Segment Start: Given records

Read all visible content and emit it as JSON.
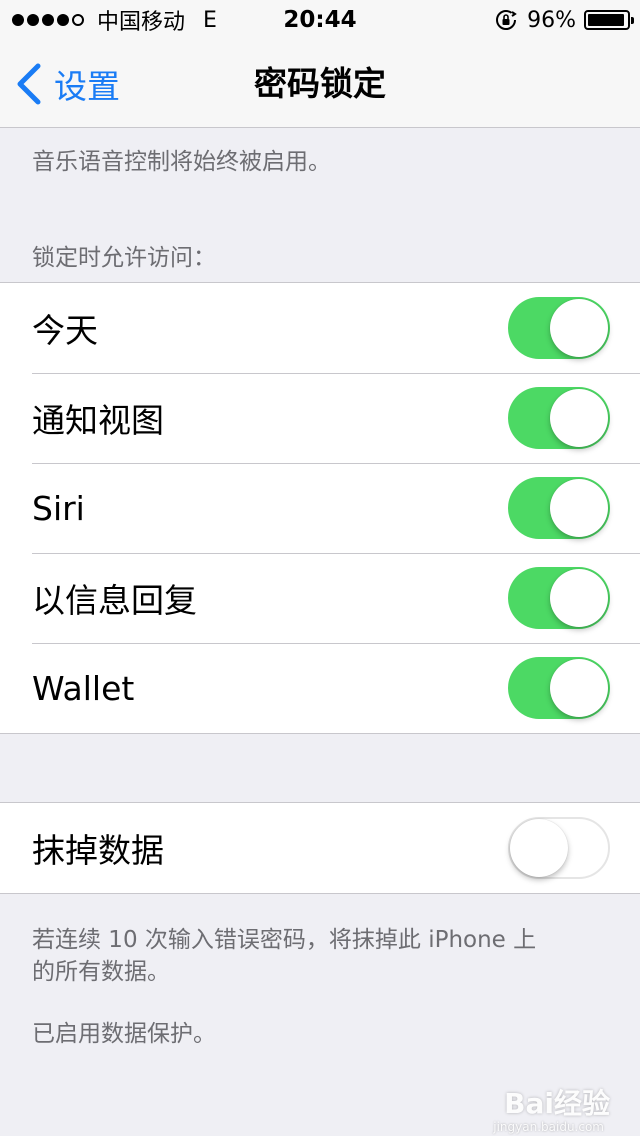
{
  "status_bar": {
    "carrier": "中国移动",
    "network": "E",
    "time": "20:44",
    "battery_percent": "96%",
    "battery_level": 0.96,
    "signal_bars_filled": 4,
    "signal_bars_total": 5
  },
  "nav": {
    "back_label": "设置",
    "title": "密码锁定"
  },
  "top_footnote": "音乐语音控制将始终被启用。",
  "allow_section": {
    "header": "锁定时允许访问：",
    "items": [
      {
        "label": "今天",
        "on": true
      },
      {
        "label": "通知视图",
        "on": true
      },
      {
        "label": "Siri",
        "on": true
      },
      {
        "label": "以信息回复",
        "on": true
      },
      {
        "label": "Wallet",
        "on": true
      }
    ]
  },
  "erase_section": {
    "label": "抹掉数据",
    "on": false,
    "footnote_line1": "若连续 10 次输入错误密码，将抹掉此 iPhone 上",
    "footnote_line2": "的所有数据。",
    "footnote2": "已启用数据保护。"
  },
  "watermark": {
    "text": "Bai经验",
    "sub": "jingyan.baidu.com"
  },
  "colors": {
    "accent": "#1a7cf5",
    "toggle_on": "#4cd964",
    "background": "#efeff4",
    "secondary_text": "#6d6d72"
  }
}
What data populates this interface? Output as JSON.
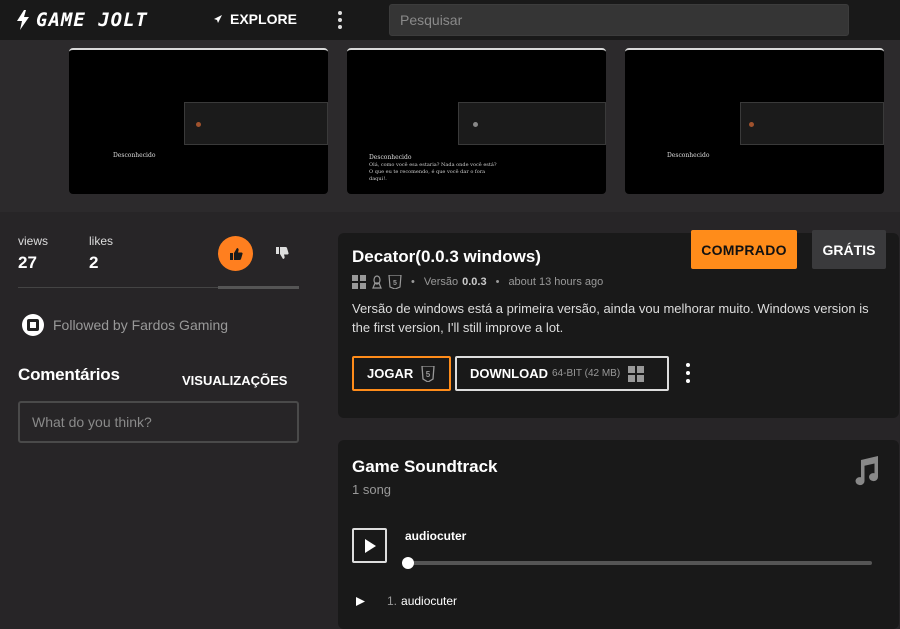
{
  "header": {
    "logo_text": "GAME JOLT",
    "explore_label": "EXPLORE",
    "search_placeholder": "Pesquisar"
  },
  "media": {
    "screenshots": [
      {
        "caption": "Desconhecido",
        "subcaption": ""
      },
      {
        "caption": "Desconhecido",
        "subcaption": "Olá, como você esa estaria? Nada onde você está? O que eu te recomendo, é que você dar o fora daqui!."
      },
      {
        "caption": "Desconhecido",
        "subcaption": ""
      }
    ]
  },
  "stats": {
    "views_label": "views",
    "views_value": "27",
    "likes_label": "likes",
    "likes_value": "2"
  },
  "follow": {
    "text": "Followed by Fardos Gaming"
  },
  "comments": {
    "title": "Comentários",
    "views_link": "VISUALIZAÇÕES",
    "input_placeholder": "What do you think?"
  },
  "build": {
    "title": "Decator(0.0.3 windows)",
    "bought_label": "COMPRADO",
    "free_label": "GRÁTIS",
    "version_label": "Versão",
    "version_value": "0.0.3",
    "time": "about 13 hours ago",
    "description": "Versão de windows está a primeira versão, ainda vou melhorar muito. Windows version is the first version, I'll still improve a lot.",
    "play_label": "JOGAR",
    "download_label": "DOWNLOAD",
    "download_meta": "64-BIT (42 MB)"
  },
  "soundtrack": {
    "title": "Game Soundtrack",
    "count": "1 song",
    "current_track": "audiocuter",
    "tracks": [
      {
        "num": "1.",
        "name": "audiocuter"
      }
    ],
    "progress": 0
  },
  "colors": {
    "accent": "#ff8c1a",
    "like": "#ff7f1f",
    "background": "#272527",
    "card": "#191919"
  }
}
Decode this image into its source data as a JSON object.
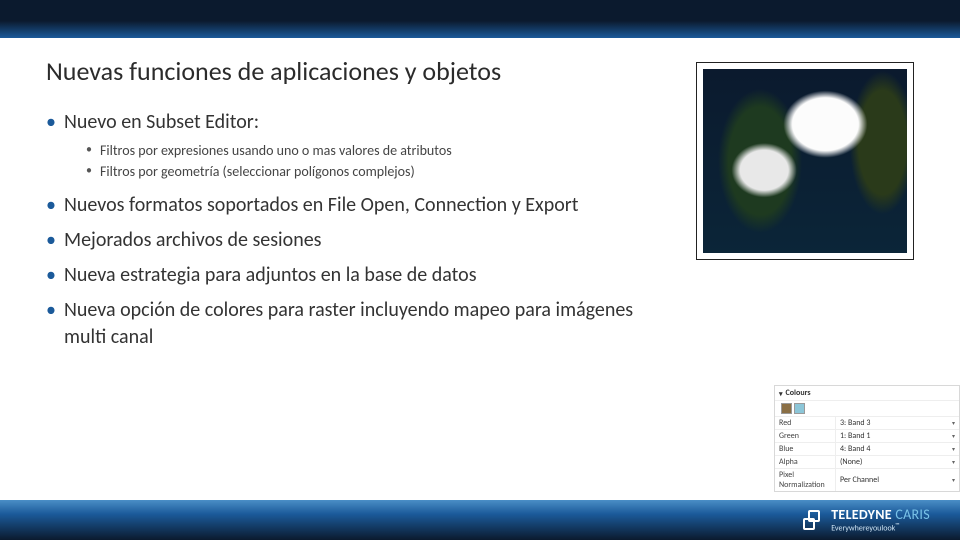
{
  "title": "Nuevas funciones de aplicaciones y objetos",
  "bullets": {
    "b0": "Nuevo en Subset Editor:",
    "b0_sub0": "Filtros por expresiones usando uno o mas valores de atributos",
    "b0_sub1": "Filtros por geometría (seleccionar polígonos complejos)",
    "b1": "Nuevos formatos soportados en File Open, Connection y Export",
    "b2": "Mejorados archivos de sesiones",
    "b3": "Nueva estrategia para adjuntos en la base de datos",
    "b4": "Nueva opción de colores para raster incluyendo mapeo para imágenes multi canal"
  },
  "panel": {
    "header": "Colours",
    "rows": [
      {
        "label": "Red",
        "value": "3: Band 3"
      },
      {
        "label": "Green",
        "value": "1: Band 1"
      },
      {
        "label": "Blue",
        "value": "4: Band 4"
      },
      {
        "label": "Alpha",
        "value": "(None)"
      },
      {
        "label": "Pixel Normalization",
        "value": "Per Channel"
      }
    ]
  },
  "brand": {
    "name_a": "TELEDYNE ",
    "name_b": "CARIS",
    "tagline": "Everywhereyoulook",
    "tm": "™"
  }
}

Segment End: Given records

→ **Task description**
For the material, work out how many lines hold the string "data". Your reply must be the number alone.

→ **Response below**
2